How easy is it to execute this test? For every team outside of Growth who needs to touch a task, I subtract 2 points. I also deduct a point for every 10 hours of work I figure it will take to execute. If it requires no dev work and less than 10 hours of work, score it a 5 (really easy!). If it requires a developer, a sales engineer, and someone from the Finance team and will take more than 40 hours of work to pull off overall…well. Probably de-scope the experiment to make easier to execute. The whole point to growth experiments is that they’re quick and inexpensive.
Scale out of 5.
How confident are you that this will produce a measurable result in under 2 weeks? The result doesn’t have to be positive, mind you. Just measurable. This number is a little squishy because “measurable result” can vary widely from experiment to experiment. Keep in mind that every experiment needs to have a goal and a data-based result. You’ll see what I mean below.
Using PIER scoring
To keep the math easy, I score each on a 1 – 5 point scale. You can use a work tracking tool like Asana or Trello for these, or you can just use a spreadsheet. I’ll make a chart below to explain the scoring a little better:
Reading the chart:
Test is the name of an experiment. Channel, journey stage, and score are all explained below the chart, but the most important part to understand is that PIER ratings are multiplied, and higher scores are better.
A few things to note from the above chart:
Highest score wins
I generally hide the end score offscreen while I’m rating the criteria with PIER. I don’t want to see a score I don’t like and re-rate the individual elements. If you have several team members who are able to evaluate your PIER rubric, even better. Rate independently, add them up, and then average the ratings back down to a 1 – 5 scale to generate your final PIER score.
Channel is where you’re going to execute your test. Try to limit direct channels like email / phone / chat / SMS to only one test per channel at a time so you’re not bombarding people with messaging. I once accidentally had 4 email surveys sent to the same batch of customers in 3 days because they were moving quickly through their customer journey and I hadn’t thought about how that might compound.
There’s a “journey stage” here, too
Every company tends to have their own user journey stages, so the ones I have here don’t matter much.
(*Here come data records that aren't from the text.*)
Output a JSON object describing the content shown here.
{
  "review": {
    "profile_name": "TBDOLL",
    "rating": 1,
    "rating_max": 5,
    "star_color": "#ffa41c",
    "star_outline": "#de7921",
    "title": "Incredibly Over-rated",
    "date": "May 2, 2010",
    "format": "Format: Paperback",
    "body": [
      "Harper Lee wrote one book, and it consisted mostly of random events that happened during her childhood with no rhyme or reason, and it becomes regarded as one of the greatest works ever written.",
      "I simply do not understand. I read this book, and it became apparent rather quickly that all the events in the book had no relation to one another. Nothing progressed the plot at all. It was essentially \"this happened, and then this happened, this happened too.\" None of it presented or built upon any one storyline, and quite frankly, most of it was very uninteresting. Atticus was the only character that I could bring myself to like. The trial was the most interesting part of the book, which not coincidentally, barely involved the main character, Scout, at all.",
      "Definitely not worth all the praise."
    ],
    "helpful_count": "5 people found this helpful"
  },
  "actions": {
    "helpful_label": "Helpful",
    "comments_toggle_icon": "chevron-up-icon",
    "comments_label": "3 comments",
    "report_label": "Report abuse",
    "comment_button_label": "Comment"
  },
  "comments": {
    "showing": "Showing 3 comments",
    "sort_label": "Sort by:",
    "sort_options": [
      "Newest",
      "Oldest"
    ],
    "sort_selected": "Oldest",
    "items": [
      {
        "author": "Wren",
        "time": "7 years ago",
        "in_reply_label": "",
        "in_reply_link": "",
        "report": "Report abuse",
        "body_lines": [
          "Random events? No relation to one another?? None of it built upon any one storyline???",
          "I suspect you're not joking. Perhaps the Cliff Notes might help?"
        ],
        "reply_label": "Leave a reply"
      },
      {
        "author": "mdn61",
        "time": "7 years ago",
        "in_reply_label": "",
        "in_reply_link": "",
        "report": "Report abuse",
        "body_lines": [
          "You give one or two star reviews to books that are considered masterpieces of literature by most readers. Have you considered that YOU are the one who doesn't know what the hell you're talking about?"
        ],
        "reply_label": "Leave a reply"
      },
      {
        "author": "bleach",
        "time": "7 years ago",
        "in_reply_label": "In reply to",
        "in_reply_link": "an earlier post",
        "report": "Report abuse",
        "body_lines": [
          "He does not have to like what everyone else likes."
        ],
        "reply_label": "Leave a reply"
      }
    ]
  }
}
You want to make sure that you’re not running more than one experiment in the same part of the user journey at the same time because it can be very hard to figure out which experiment actually had the effect or if both experiments boosted each other or nullified each other out.
Every task has a trackable goal
The accuracy of the goal isn’t super key, but it is handy in helping to determine importance. for example, the goal at the bottom of the chart is “200 recommendation-driven signups”. For some businesses that goal would make a huge difference in monthly revenue, and for others it would be a tiny drop in the ocean. Provided that the goal is sensibly set—based off projections which are sound—that can be invaluable in deciding the importance of a test.
Score at the end is calculated by multiplying all of the individual scores together
They fall all over the place in terms of actual number. If a test has <50 score I can already tell I am not gonna be launching it. On the other hand, a score of >250 suggests that it’s pretty important and you should make sure to start on it soon. If a test hangs out on my rubric for more than a quarter, I usually delete it. It clearly wasn’t that important or it would be done by now.
Everything is an experiment
Every single idea that you come up with for a growth experiment—whether it’s a quick test of a new email format or a involved overhaul of the knowledge base for your company’s app—should start with a PIER score. Depending on how often you plan your work, weekly or monthly, check the PIER scores of your test backlog. From there, prep the experiments for the next iteration to come.
The single strongest multiplier you can have in your business is to learn more about your market and your users faster than anyone else. Using PIER scoring to evaluate what you need to know most and then learning that next? That’s attaching rocket boosters to your organization’s growth.